The Butchart Chronicles : March 18, 2016

The Garden Notebook - Spring 2016

Sping at The Butchart Gardens

I never quite know the direction that each newsletter will take until I actually sit down and start writing. So many factors can affect where I go with the article, but for some reason one of the biggest factors always seems to be what’s happening with the weather outside! The topic of water keeps seeping into my thoughts as this precious resource is on our minds now more than ever and it seems to permeate most discussions related to the garden – especially after the drought  we experienced last summer. However, our water issues don’t excite most people or draw people in, so I’ll try to write about something a little more enticing!

Back to the weather….our spring weather can be unpredictable – actually, who am I trying to kid - it is unpredictable, period! Nevertheless, whether or not the sun is shining, there is nothing more awe-inspiring than being out in the garden at this time of year, drinking in the amazing beauty surrounding us.     

Curiously enough, I find spring is probably the most difficult time of the year to write about when considering our garden. This may seem a little ironic as even though I find it to be the most exciting time of the year, even the most beautiful. It’s really like trying to hit a moving target because the garden truly is in a state of flux. A bit of a diversion here, but it’s funny how sometimes the use of a word in a sentence will cause you to pause and think. Up until now I never paid any attention to the true meaning of the word ‘flux’ or where it originated. For interest sake I checked it out and found that ‘flux’ originated from the Latin fluere (to flow) or fluxus (a flow). This ties in nicely to the underlying theme of this article and for the basic fact that there is a continuous outpouring of incredible beauty that flows throughout the spring season.   

This is the time of year when you can truly experience the feeling of being completely immersed in colour as the magnificent floral display radiates around you.

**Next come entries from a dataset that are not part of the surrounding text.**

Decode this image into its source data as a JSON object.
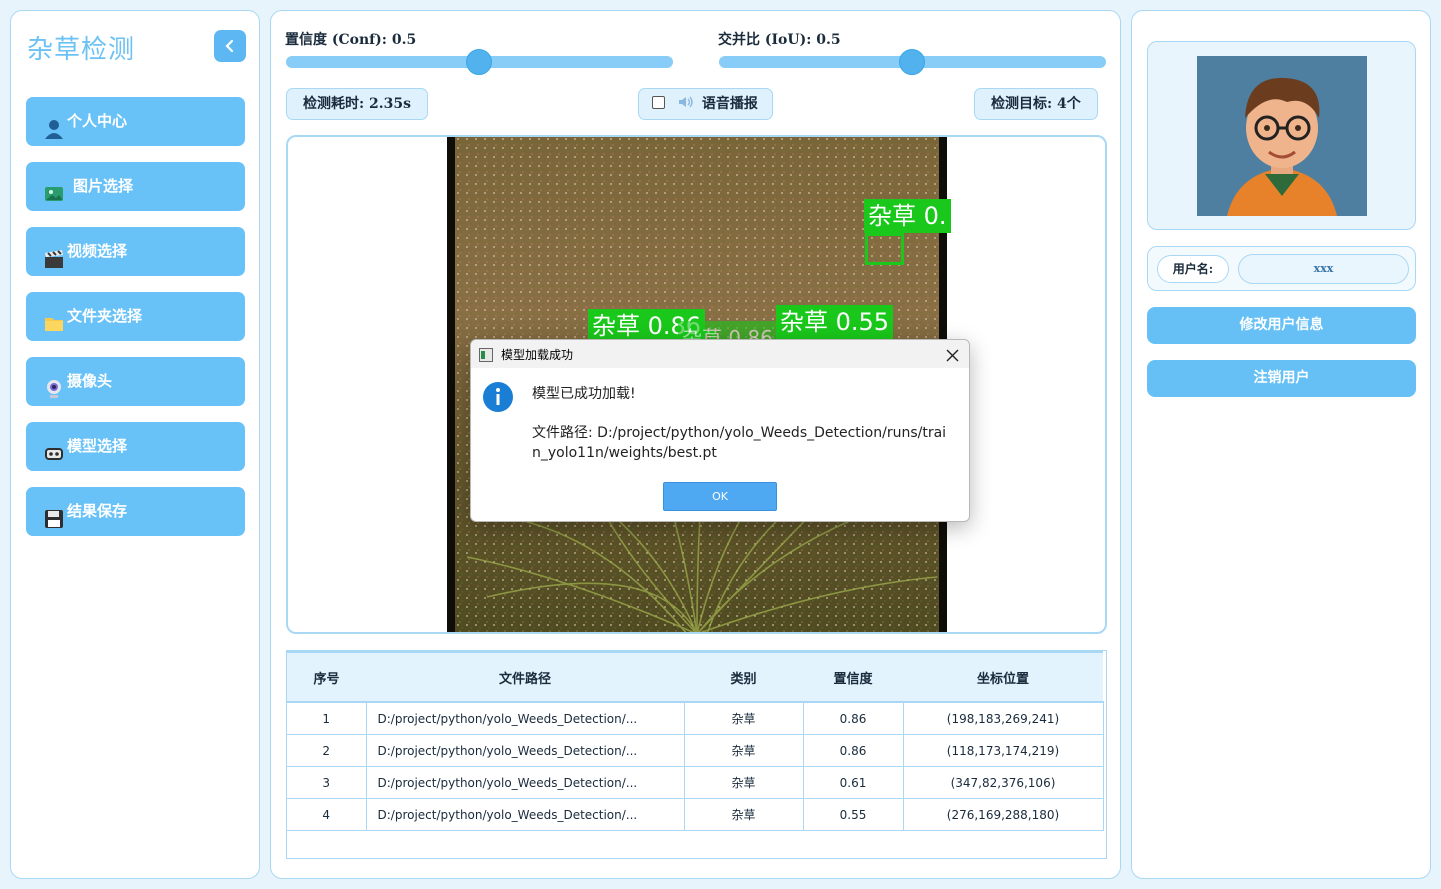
{
  "app": {
    "title": "杂草检测"
  },
  "nav": [
    {
      "label": "个人中心",
      "icon": "person-icon"
    },
    {
      "label": "图片选择",
      "icon": "image-icon"
    },
    {
      "label": "视频选择",
      "icon": "clapper-icon"
    },
    {
      "label": "文件夹选择",
      "icon": "folder-icon"
    },
    {
      "label": "摄像头",
      "icon": "webcam-icon"
    },
    {
      "label": "模型选择",
      "icon": "model-icon"
    },
    {
      "label": "结果保存",
      "icon": "floppy-icon"
    }
  ],
  "sliders": {
    "conf": {
      "label": "置信度 (Conf): 0.5",
      "value": 0.5
    },
    "iou": {
      "label": "交并比 (IoU): 0.5",
      "value": 0.5
    }
  },
  "info": {
    "time": "检测耗时: 2.35s",
    "voice": "语音播报",
    "targets": "检测目标: 4个"
  },
  "detections_overlay": [
    {
      "label": "杂草 0."
    },
    {
      "label": "杂草 0.86"
    },
    {
      "label": "杂草 0.86"
    },
    {
      "label": "杂草 0.55"
    }
  ],
  "table": {
    "headers": [
      "序号",
      "文件路径",
      "类别",
      "置信度",
      "坐标位置"
    ],
    "rows": [
      [
        "1",
        "D:/project/python/yolo_Weeds_Detection/...",
        "杂草",
        "0.86",
        "(198,183,269,241)"
      ],
      [
        "2",
        "D:/project/python/yolo_Weeds_Detection/...",
        "杂草",
        "0.86",
        "(118,173,174,219)"
      ],
      [
        "3",
        "D:/project/python/yolo_Weeds_Detection/...",
        "杂草",
        "0.61",
        "(347,82,376,106)"
      ],
      [
        "4",
        "D:/project/python/yolo_Weeds_Detection/...",
        "杂草",
        "0.55",
        "(276,169,288,180)"
      ]
    ]
  },
  "user": {
    "label": "用户名:",
    "name": "xxx",
    "edit_button": "修改用户信息",
    "logout_button": "注销用户"
  },
  "dialog": {
    "title": "模型加载成功",
    "message": "模型已成功加载!",
    "path": "文件路径: D:/project/python/yolo_Weeds_Detection/runs/train_yolo11n/weights/best.pt",
    "ok": "OK"
  },
  "colors": {
    "accent": "#69c2f7",
    "detection": "#19c81a",
    "border": "#a9d8f5"
  }
}
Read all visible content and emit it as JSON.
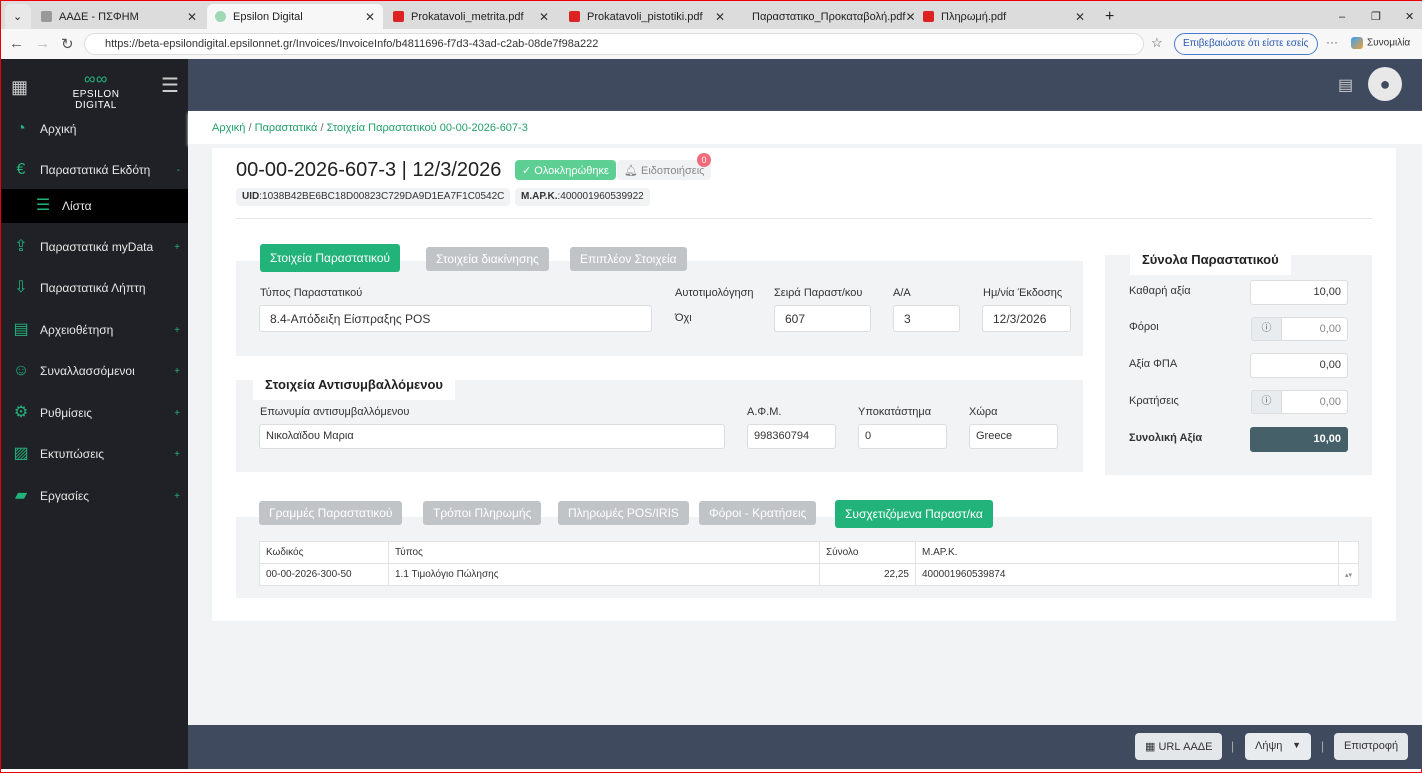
{
  "browser": {
    "tabs": [
      {
        "label": "ΑΑΔΕ - ΠΣΦΗΜ"
      },
      {
        "label": "Epsilon Digital"
      },
      {
        "label": "Prokatavoli_metrita.pdf"
      },
      {
        "label": "Prokatavoli_pistotiki.pdf"
      },
      {
        "label": "Παραστατικο_Προκαταβολή.pdf"
      },
      {
        "label": "Πληρωμή.pdf"
      }
    ],
    "url": "https://beta-epsilondigital.epsilonnet.gr/Invoices/InvoiceInfo/b4811696-f7d3-43ad-c2ab-08de7f98a222",
    "profile_label": "Επιβεβαιώστε ότι είστε εσείς",
    "copilot_label": "Συνομιλία"
  },
  "sidebar": {
    "logo": "EPSILON DIGITAL",
    "items": [
      {
        "label": "Αρχική"
      },
      {
        "label": "Παραστατικά Εκδότη",
        "toggle": "-"
      },
      {
        "label": "Λίστα"
      },
      {
        "label": "Παραστατικά myData",
        "toggle": "+"
      },
      {
        "label": "Παραστατικά Λήπτη"
      },
      {
        "label": "Αρχειοθέτηση",
        "toggle": "+"
      },
      {
        "label": "Συναλλασσόμενοι",
        "toggle": "+"
      },
      {
        "label": "Ρυθμίσεις",
        "toggle": "+"
      },
      {
        "label": "Εκτυπώσεις",
        "toggle": "+"
      },
      {
        "label": "Εργασίες",
        "toggle": "+"
      }
    ]
  },
  "breadcrumb": [
    "Αρχική",
    "/",
    "Παραστατικά",
    "/",
    "Στοιχεία Παραστατικού 00-00-2026-607-3"
  ],
  "header": {
    "title": "00-00-2026-607-3 | 12/3/2026",
    "status": "✓ Ολοκληρώθηκε",
    "notifications": "Ειδοποιήσεις",
    "notif_count": "0",
    "uid_label": "UID",
    "uid": ":1038B42BE6BC18D00823C729DA9D1EA7F1C0542C",
    "mark_label": "Μ.ΑΡ.Κ.",
    "mark": ":400001960539922"
  },
  "doc_tabs": [
    "Στοιχεία Παραστατικού",
    "Στοιχεία διακίνησης",
    "Επιπλέον Στοιχεία"
  ],
  "doc": {
    "type_label": "Τύπος Παραστατικού",
    "type": "8.4-Απόδειξη Είσπραξης POS",
    "self_label": "Αυτοτιμολόγηση",
    "self": "Όχι",
    "series_label": "Σειρά Παραστ/κου",
    "series": "607",
    "aa_label": "Α/Α",
    "aa": "3",
    "date_label": "Ημ/νία Έκδοσης",
    "date": "12/3/2026"
  },
  "party": {
    "heading": "Στοιχεία Αντισυμβαλλόμενου",
    "name_label": "Επωνυμία αντισυμβαλλόμενου",
    "name": "Νικολαϊδου Μαρια",
    "afm_label": "Α.Φ.Μ.",
    "afm": "998360794",
    "branch_label": "Υποκατάστημα",
    "branch": "0",
    "country_label": "Χώρα",
    "country": "Greece"
  },
  "totals": {
    "heading": "Σύνολα Παραστατικού",
    "net_label": "Καθαρή αξία",
    "net": "10,00",
    "taxes_label": "Φόροι",
    "taxes": "0,00",
    "vat_label": "Αξία ΦΠΑ",
    "vat": "0,00",
    "withheld_label": "Κρατήσεις",
    "withheld": "0,00",
    "total_label": "Συνολική Αξία",
    "total": "10,00"
  },
  "lower_tabs": [
    "Γραμμές Παραστατικού",
    "Τρόποι Πληρωμής",
    "Πληρωμές POS/IRIS",
    "Φόροι - Κρατήσεις",
    "Συσχετιζόμενα Παραστ/κα"
  ],
  "related": {
    "columns": [
      "Κωδικός",
      "Τύπος",
      "Σύνολο",
      "Μ.ΑΡ.Κ."
    ],
    "rows": [
      [
        "00-00-2026-300-50",
        "1.1 Τιμολόγιο Πώλησης",
        "22,25",
        "400001960539874"
      ]
    ]
  },
  "footer": {
    "url_aade": "URL ΑΑΔΕ",
    "download": "Λήψη",
    "back": "Επιστροφή"
  }
}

The graceful beauty of Cherry and Crabapple blossoms form billowing clouds of colour above you and along with a multitude of flowering shrubs, provide a spectacular setting for the splendid panorama of colourful bulbs and biennials which flood the landscape. Waves of colour roll through the landscape in dazzling combinations whose limits are only bound by our imaginations. Typically the tide of spring colour peaks somewhere between the middle of April and early May, but there are many factors that can influence the display, so please check our blog regularly to get a weekly update of where things are at.     

Japanese Garden looking toward the Butchart residence
Somewhat less dramatic, but equally important are the on-going gardening tasks that are taking place as you are being swept away in the beauty of it all. Testing our soils and making amendments to provide optimum growing conditions for our plants is on-going throughout this season. Pruning takes place throughout the year, but spring time is the time that the Roses and Hydrangeas get a thorough pruning. Lawn renovations such as power raking (de-thatching), aerating, top-dressing with sand and compost and over seeding are also performed in the spring before the deluge of summer visitors arrive. Changes and adjustments will be made to our irrigation systems as they will be fine-tuned to prepare us for the summer - our goal this year is to reduce our irrigation water use by at least 10 percent. We have never taken water for granted as water is our life blood and without it we couldn’t exist – no water, no garden – it’s as simple as that.   

Moving inside - what most visitors never realize is the fact that we produce the vast majority of all of the plants used in our displays in our very own greenhouses. During this season, production in our greenhouses is at its busiest, with the continuous ebb and flow of plants pouring in and out of greenhouses as they move through the various stages of their growth. This process requires a great deal of organization, planning and (most of all!) patience. Our greenhouse staff are also responsible for the production of hundreds of awe-inspiring hanging baskets which cascade with colour as well as an exquisite collection of fabulous container plantings. We are extremely proud of our staff and I have to say that they produce some of the finest hanging baskets and container plantings that can be found anywhere in the world.
We move forward into this season with the sense of promise and renewed hope. The rains have come and filled our reservoirs and moisture has been restored deep into the ground and we, as well as the garden, breathe a sigh of relief. We welcome you to come and visit during this truly spectacular time of year and hope that you will leave feeling renewed, refreshed and inspired.  

- Rick Los, director of horticulture

Spring containers